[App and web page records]
☆ ☆ ☆ ☆ ☆
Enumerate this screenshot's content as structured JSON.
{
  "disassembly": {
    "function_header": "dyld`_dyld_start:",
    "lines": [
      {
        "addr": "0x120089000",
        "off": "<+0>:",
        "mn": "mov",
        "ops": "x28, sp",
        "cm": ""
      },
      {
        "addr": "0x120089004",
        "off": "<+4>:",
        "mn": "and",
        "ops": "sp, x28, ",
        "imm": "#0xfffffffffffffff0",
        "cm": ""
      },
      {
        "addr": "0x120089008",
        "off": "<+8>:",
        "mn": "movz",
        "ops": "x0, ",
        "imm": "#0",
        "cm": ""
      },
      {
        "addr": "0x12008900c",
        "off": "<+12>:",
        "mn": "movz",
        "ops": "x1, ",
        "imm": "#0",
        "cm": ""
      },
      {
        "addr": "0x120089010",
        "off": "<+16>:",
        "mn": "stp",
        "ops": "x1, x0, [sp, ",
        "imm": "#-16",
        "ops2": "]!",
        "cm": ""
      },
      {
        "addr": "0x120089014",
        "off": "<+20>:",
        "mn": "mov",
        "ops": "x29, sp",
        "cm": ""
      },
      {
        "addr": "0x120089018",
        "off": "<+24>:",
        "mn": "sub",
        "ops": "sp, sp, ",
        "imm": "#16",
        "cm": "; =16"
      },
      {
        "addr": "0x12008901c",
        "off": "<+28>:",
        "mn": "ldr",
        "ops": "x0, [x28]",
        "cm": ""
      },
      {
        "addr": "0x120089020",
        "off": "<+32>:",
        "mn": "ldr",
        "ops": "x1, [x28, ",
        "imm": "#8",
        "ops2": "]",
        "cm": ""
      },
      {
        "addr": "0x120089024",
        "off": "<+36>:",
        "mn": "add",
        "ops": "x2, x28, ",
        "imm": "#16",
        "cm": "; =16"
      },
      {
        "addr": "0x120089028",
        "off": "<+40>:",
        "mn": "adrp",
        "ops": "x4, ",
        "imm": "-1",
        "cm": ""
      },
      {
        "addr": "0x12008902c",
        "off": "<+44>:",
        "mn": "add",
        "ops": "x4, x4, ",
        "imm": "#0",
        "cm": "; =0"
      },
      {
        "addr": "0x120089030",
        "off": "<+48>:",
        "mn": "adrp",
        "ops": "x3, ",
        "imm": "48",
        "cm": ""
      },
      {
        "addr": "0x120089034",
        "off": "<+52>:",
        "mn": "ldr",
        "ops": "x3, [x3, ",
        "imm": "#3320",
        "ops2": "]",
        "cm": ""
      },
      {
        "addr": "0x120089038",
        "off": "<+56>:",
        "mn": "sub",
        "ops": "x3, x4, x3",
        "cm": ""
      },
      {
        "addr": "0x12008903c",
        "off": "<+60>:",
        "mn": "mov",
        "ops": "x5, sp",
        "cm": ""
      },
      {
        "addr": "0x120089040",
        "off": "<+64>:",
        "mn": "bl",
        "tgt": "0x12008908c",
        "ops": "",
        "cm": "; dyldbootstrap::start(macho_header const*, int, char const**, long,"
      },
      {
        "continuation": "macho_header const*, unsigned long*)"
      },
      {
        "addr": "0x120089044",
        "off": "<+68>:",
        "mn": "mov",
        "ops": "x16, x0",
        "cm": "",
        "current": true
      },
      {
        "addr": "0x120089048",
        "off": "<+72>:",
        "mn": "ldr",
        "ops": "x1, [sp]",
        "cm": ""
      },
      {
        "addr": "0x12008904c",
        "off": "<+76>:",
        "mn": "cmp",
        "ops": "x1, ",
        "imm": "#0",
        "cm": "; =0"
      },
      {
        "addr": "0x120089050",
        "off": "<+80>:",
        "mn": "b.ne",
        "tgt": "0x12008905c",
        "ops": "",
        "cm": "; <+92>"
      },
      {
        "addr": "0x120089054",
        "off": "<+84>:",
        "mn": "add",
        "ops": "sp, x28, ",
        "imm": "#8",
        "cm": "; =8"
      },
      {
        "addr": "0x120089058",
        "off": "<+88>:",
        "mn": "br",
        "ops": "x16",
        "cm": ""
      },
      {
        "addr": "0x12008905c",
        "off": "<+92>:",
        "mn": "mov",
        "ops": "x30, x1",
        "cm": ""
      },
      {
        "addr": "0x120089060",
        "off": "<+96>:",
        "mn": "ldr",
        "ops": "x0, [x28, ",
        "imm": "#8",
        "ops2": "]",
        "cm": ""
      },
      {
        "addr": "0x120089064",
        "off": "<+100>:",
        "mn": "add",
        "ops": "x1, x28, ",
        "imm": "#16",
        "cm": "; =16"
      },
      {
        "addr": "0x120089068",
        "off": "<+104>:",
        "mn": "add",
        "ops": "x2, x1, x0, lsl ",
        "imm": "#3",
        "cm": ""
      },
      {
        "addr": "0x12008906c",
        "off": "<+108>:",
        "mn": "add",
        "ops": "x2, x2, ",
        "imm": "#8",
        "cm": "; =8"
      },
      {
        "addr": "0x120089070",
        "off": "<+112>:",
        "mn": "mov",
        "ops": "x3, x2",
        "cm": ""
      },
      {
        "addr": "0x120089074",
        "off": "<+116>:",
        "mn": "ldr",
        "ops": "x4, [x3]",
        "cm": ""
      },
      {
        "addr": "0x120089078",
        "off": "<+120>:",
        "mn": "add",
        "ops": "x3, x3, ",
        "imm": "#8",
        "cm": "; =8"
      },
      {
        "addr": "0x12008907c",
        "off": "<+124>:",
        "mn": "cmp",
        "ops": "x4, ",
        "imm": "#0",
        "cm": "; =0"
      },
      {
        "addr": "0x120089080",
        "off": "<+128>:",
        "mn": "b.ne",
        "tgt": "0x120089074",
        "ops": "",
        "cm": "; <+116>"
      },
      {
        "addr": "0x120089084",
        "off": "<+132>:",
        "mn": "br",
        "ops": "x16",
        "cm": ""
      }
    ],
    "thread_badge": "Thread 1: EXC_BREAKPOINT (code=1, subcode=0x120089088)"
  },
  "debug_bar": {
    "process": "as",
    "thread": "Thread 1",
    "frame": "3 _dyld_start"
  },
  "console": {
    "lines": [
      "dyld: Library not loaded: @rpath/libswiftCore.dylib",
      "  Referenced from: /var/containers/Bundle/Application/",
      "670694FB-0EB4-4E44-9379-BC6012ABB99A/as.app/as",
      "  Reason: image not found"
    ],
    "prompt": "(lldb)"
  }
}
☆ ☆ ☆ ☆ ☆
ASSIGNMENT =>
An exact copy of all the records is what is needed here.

SOLUTION =>
Enumerate this screenshot's content as structured JSON.
{
  "disassembly": {
    "function_header": "dyld`_dyld_start:",
    "lines": [
      {
        "addr": "0x120089000",
        "off": "<+0>:",
        "mn": "mov",
        "ops": "x28, sp",
        "cm": ""
      },
      {
        "addr": "0x120089004",
        "off": "<+4>:",
        "mn": "and",
        "ops": "sp, x28, ",
        "imm": "#0xfffffffffffffff0",
        "cm": ""
      },
      {
        "addr": "0x120089008",
        "off": "<+8>:",
        "mn": "movz",
        "ops": "x0, ",
        "imm": "#0",
        "cm": ""
      },
      {
        "addr": "0x12008900c",
        "off": "<+12>:",
        "mn": "movz",
        "ops": "x1, ",
        "imm": "#0",
        "cm": ""
      },
      {
        "addr": "0x120089010",
        "off": "<+16>:",
        "mn": "stp",
        "ops": "x1, x0, [sp, ",
        "imm": "#-16",
        "ops2": "]!",
        "cm": ""
      },
      {
        "addr": "0x120089014",
        "off": "<+20>:",
        "mn": "mov",
        "ops": "x29, sp",
        "cm": ""
      },
      {
        "addr": "0x120089018",
        "off": "<+24>:",
        "mn": "sub",
        "ops": "sp, sp, ",
        "imm": "#16",
        "cm": "; =16"
      },
      {
        "addr": "0x12008901c",
        "off": "<+28>:",
        "mn": "ldr",
        "ops": "x0, [x28]",
        "cm": ""
      },
      {
        "addr": "0x120089020",
        "off": "<+32>:",
        "mn": "ldr",
        "ops": "x1, [x28, ",
        "imm": "#8",
        "ops2": "]",
        "cm": ""
      },
      {
        "addr": "0x120089024",
        "off": "<+36>:",
        "mn": "add",
        "ops": "x2, x28, ",
        "imm": "#16",
        "cm": "; =16"
      },
      {
        "addr": "0x120089028",
        "off": "<+40>:",
        "mn": "adrp",
        "ops": "x4, ",
        "imm": "-1",
        "cm": ""
      },
      {
        "addr": "0x12008902c",
        "off": "<+44>:",
        "mn": "add",
        "ops": "x4, x4, ",
        "imm": "#0",
        "cm": "; =0"
      },
      {
        "addr": "0x120089030",
        "off": "<+48>:",
        "mn": "adrp",
        "ops": "x3, ",
        "imm": "48",
        "cm": ""
      },
      {
        "addr": "0x120089034",
        "off": "<+52>:",
        "mn": "ldr",
        "ops": "x3, [x3, ",
        "imm": "#3320",
        "ops2": "]",
        "cm": ""
      },
      {
        "addr": "0x120089038",
        "off": "<+56>:",
        "mn": "sub",
        "ops": "x3, x4, x3",
        "cm": ""
      },
      {
        "addr": "0x12008903c",
        "off": "<+60>:",
        "mn": "mov",
        "ops": "x5, sp",
        "cm": ""
      },
      {
        "addr": "0x120089040",
        "off": "<+64>:",
        "mn": "bl",
        "tgt": "0x12008908c",
        "ops": "",
        "cm": "; dyldbootstrap::start(macho_header const*, int, char const**, long,"
      },
      {
        "continuation": "macho_header const*, unsigned long*)"
      },
      {
        "addr": "0x120089044",
        "off": "<+68>:",
        "mn": "mov",
        "ops": "x16, x0",
        "cm": "",
        "current": true
      },
      {
        "addr": "0x120089048",
        "off": "<+72>:",
        "mn": "ldr",
        "ops": "x1, [sp]",
        "cm": ""
      },
      {
        "addr": "0x12008904c",
        "off": "<+76>:",
        "mn": "cmp",
        "ops": "x1, ",
        "imm": "#0",
        "cm": "; =0"
      },
      {
        "addr": "0x120089050",
        "off": "<+80>:",
        "mn": "b.ne",
        "tgt": "0x12008905c",
        "ops": "",
        "cm": "; <+92>"
      },
      {
        "addr": "0x120089054",
        "off": "<+84>:",
        "mn": "add",
        "ops": "sp, x28, ",
        "imm": "#8",
        "cm": "; =8"
      },
      {
        "addr": "0x120089058",
        "off": "<+88>:",
        "mn": "br",
        "ops": "x16",
        "cm": ""
      },
      {
        "addr": "0x12008905c",
        "off": "<+92>:",
        "mn": "mov",
        "ops": "x30, x1",
        "cm": ""
      },
      {
        "addr": "0x120089060",
        "off": "<+96>:",
        "mn": "ldr",
        "ops": "x0, [x28, ",
        "imm": "#8",
        "ops2": "]",
        "cm": ""
      },
      {
        "addr": "0x120089064",
        "off": "<+100>:",
        "mn": "add",
        "ops": "x1, x28, ",
        "imm": "#16",
        "cm": "; =16"
      },
      {
        "addr": "0x120089068",
        "off": "<+104>:",
        "mn": "add",
        "ops": "x2, x1, x0, lsl ",
        "imm": "#3",
        "cm": ""
      },
      {
        "addr": "0x12008906c",
        "off": "<+108>:",
        "mn": "add",
        "ops": "x2, x2, ",
        "imm": "#8",
        "cm": "; =8"
      },
      {
        "addr": "0x120089070",
        "off": "<+112>:",
        "mn": "mov",
        "ops": "x3, x2",
        "cm": ""
      },
      {
        "addr": "0x120089074",
        "off": "<+116>:",
        "mn": "ldr",
        "ops": "x4, [x3]",
        "cm": ""
      },
      {
        "addr": "0x120089078",
        "off": "<+120>:",
        "mn": "add",
        "ops": "x3, x3, ",
        "imm": "#8",
        "cm": "; =8"
      },
      {
        "addr": "0x12008907c",
        "off": "<+124>:",
        "mn": "cmp",
        "ops": "x4, ",
        "imm": "#0",
        "cm": "; =0"
      },
      {
        "addr": "0x120089080",
        "off": "<+128>:",
        "mn": "b.ne",
        "tgt": "0x120089074",
        "ops": "",
        "cm": "; <+116>"
      },
      {
        "addr": "0x120089084",
        "off": "<+132>:",
        "mn": "br",
        "ops": "x16",
        "cm": ""
      }
    ],
    "thread_badge": "Thread 1: EXC_BREAKPOINT (code=1, subcode=0x120089088)"
  },
  "debug_bar": {
    "process": "as",
    "thread": "Thread 1",
    "frame": "3 _dyld_start"
  },
  "console": {
    "lines": [
      "dyld: Library not loaded: @rpath/libswiftCore.dylib",
      "  Referenced from: /var/containers/Bundle/Application/",
      "670694FB-0EB4-4E44-9379-BC6012ABB99A/as.app/as",
      "  Reason: image not found"
    ],
    "prompt": "(lldb)"
  }
}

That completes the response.